“The reason for [the permits] is a lot of people end up bringing their cars and storing them on the street. And because the parking on the streets is free, you’re not going to be able to compete with the parking at the university, which you have to pay for,” he said. “Another option is the creation of satellite garages. … If there is a satellite parking service, there would be a shuttle service basically picking them up at their homes and take them to their car-sharing garage or the garage they may pay to store their car in.”

The redirection of university traffic from El Colegio Road to Mesa Road is also included in Envision Designs’ proposal.

“The proposal to convert Mesa Road into the primary entrance was actually an idea that was in the university’s long-term redevelopment plans,” Parolek said. “With the proper road improvements, what would end up happening is taking Mesa Road would actually be more convenient … as a result of proper road upgrades and designing [Mesa Road and Stadium Road.] to the point where it would increase capacity.”

Parolek said Envision Designs will seek to include the community in all aspects of the [Re]Vision process if the proposal is adopted.
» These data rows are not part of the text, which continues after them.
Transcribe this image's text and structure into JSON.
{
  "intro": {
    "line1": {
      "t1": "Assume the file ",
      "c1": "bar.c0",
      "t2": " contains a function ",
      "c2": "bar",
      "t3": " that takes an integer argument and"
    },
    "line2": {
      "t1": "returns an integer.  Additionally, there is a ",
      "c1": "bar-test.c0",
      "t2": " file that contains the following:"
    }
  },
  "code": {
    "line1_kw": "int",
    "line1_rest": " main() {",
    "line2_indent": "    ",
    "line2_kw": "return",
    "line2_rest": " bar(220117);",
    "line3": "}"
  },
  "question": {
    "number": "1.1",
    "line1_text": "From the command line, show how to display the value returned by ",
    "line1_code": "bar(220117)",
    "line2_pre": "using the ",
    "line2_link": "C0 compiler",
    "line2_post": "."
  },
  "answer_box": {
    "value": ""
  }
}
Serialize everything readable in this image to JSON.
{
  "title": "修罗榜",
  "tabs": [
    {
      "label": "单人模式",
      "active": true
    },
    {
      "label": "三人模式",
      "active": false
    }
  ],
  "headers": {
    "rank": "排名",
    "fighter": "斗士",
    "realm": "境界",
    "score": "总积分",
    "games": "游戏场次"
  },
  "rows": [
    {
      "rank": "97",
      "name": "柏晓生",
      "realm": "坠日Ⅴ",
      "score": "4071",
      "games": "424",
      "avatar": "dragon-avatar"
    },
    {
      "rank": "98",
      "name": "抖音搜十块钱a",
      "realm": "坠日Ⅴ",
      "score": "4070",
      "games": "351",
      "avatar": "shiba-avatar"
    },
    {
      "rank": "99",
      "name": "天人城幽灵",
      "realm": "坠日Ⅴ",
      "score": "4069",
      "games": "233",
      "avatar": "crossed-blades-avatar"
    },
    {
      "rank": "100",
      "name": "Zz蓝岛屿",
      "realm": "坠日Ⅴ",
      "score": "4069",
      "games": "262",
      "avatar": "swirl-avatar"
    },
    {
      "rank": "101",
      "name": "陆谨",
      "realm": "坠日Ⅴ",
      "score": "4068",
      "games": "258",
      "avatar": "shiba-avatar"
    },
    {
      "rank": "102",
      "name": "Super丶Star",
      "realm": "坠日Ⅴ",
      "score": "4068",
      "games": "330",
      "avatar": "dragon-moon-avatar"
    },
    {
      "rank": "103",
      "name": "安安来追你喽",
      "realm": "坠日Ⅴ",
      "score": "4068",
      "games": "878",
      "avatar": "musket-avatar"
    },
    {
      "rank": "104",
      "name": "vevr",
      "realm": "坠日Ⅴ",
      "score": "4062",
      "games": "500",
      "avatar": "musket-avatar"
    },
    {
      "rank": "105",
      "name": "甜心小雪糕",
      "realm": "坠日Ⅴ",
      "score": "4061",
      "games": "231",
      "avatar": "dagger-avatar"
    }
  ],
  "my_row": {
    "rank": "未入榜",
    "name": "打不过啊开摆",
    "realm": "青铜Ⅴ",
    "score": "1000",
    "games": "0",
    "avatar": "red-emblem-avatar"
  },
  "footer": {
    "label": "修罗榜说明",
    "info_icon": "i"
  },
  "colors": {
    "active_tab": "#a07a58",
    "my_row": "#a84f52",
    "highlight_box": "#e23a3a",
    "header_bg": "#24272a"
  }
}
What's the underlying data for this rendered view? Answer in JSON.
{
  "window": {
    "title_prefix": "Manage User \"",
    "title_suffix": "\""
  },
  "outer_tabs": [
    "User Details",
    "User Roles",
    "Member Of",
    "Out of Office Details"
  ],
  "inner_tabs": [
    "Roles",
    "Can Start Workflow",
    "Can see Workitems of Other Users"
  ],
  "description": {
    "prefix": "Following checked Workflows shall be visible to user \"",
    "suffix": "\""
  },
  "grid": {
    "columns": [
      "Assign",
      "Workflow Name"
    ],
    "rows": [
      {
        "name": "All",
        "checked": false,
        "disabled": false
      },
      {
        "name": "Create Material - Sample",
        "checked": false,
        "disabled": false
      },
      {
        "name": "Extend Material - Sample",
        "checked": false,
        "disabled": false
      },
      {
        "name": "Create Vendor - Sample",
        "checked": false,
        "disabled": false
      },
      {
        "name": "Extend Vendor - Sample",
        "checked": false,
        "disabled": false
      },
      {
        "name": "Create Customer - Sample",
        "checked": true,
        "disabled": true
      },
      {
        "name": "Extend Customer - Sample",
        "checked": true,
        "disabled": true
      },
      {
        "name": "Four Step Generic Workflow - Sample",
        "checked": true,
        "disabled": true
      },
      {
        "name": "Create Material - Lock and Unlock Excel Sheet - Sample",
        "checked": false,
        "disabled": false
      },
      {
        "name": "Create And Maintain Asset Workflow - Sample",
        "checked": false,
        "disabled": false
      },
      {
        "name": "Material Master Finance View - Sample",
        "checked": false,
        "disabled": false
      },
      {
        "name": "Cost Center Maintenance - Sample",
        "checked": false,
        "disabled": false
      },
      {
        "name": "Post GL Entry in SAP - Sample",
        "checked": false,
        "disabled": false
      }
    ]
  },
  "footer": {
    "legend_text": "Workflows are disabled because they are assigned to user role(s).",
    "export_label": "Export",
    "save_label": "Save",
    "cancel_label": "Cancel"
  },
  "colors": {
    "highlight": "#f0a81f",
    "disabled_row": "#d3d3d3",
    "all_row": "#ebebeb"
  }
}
“We feel community participation is a key part of this revitalization strategy, and so we’re hoping that, if we are selected, to make it a critical component,” he said. “This entire proposal is really just trying to establish the framework and start a discussion with the community because that’s one thing we really wanted to emphasize. We don’t want the community to feel that we were coming in with the proposal already.”